# HOW TO COMPLETE THIS TASK
What this exercise calls for is an exact copy of the data.

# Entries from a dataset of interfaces
- - -
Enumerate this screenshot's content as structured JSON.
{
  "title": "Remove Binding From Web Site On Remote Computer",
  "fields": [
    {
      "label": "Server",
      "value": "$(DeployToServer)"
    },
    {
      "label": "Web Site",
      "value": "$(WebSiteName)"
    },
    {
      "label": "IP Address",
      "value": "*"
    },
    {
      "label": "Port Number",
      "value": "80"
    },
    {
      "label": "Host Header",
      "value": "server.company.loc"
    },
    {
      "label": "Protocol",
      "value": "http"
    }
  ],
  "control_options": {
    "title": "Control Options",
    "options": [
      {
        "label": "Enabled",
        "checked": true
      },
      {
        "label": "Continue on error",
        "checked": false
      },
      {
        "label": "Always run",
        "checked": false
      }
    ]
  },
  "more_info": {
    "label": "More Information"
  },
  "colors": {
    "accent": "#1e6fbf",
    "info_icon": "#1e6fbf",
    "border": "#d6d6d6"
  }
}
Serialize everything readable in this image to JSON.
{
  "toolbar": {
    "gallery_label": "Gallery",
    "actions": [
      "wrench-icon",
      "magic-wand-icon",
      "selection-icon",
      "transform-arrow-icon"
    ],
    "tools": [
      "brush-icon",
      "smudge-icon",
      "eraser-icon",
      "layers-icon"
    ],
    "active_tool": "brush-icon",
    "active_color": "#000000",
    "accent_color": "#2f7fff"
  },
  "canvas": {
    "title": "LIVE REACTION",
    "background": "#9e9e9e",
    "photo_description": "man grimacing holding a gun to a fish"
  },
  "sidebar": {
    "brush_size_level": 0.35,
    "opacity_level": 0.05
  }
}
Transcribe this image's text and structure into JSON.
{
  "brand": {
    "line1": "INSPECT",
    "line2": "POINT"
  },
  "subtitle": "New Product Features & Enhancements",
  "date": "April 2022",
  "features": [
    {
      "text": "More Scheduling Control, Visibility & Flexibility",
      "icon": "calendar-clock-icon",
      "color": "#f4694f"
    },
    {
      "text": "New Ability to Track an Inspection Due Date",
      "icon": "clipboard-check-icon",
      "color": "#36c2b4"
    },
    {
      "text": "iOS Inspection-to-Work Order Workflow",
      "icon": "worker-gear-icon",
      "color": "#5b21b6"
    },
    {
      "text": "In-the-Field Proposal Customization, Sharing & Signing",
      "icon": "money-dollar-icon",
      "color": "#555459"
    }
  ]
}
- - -
# SOLUTION FOR THIS EXERCISE
Enumerate this screenshot's content as structured JSON.
{
  "title": "Remove Binding From Web Site On Remote Computer",
  "fields": [
    {
      "label": "Server",
      "value": "$(DeployToServer)"
    },
    {
      "label": "Web Site",
      "value": "$(WebSiteName)"
    },
    {
      "label": "IP Address",
      "value": "*"
    },
    {
      "label": "Port Number",
      "value": "80"
    },
    {
      "label": "Host Header",
      "value": "server.company.loc"
    },
    {
      "label": "Protocol",
      "value": "http"
    }
  ],
  "control_options": {
    "title": "Control Options",
    "options": [
      {
        "label": "Enabled",
        "checked": true
      },
      {
        "label": "Continue on error",
        "checked": false
      },
      {
        "label": "Always run",
        "checked": false
      }
    ]
  },
  "more_info": {
    "label": "More Information"
  },
  "colors": {
    "accent": "#1e6fbf",
    "info_icon": "#1e6fbf",
    "border": "#d6d6d6"
  }
}
Serialize everything readable in this image to JSON.
{
  "toolbar": {
    "gallery_label": "Gallery",
    "actions": [
      "wrench-icon",
      "magic-wand-icon",
      "selection-icon",
      "transform-arrow-icon"
    ],
    "tools": [
      "brush-icon",
      "smudge-icon",
      "eraser-icon",
      "layers-icon"
    ],
    "active_tool": "brush-icon",
    "active_color": "#000000",
    "accent_color": "#2f7fff"
  },
  "canvas": {
    "title": "LIVE REACTION",
    "background": "#9e9e9e",
    "photo_description": "man grimacing holding a gun to a fish"
  },
  "sidebar": {
    "brush_size_level": 0.35,
    "opacity_level": 0.05
  }
}
Transcribe this image's text and structure into JSON.
{
  "brand": {
    "line1": "INSPECT",
    "line2": "POINT"
  },
  "subtitle": "New Product Features & Enhancements",
  "date": "April 2022",
  "features": [
    {
      "text": "More Scheduling Control, Visibility & Flexibility",
      "icon": "calendar-clock-icon",
      "color": "#f4694f"
    },
    {
      "text": "New Ability to Track an Inspection Due Date",
      "icon": "clipboard-check-icon",
      "color": "#36c2b4"
    },
    {
      "text": "iOS Inspection-to-Work Order Workflow",
      "icon": "worker-gear-icon",
      "color": "#5b21b6"
    },
    {
      "text": "In-the-Field Proposal Customization, Sharing & Signing",
      "icon": "money-dollar-icon",
      "color": "#555459"
    }
  ]
}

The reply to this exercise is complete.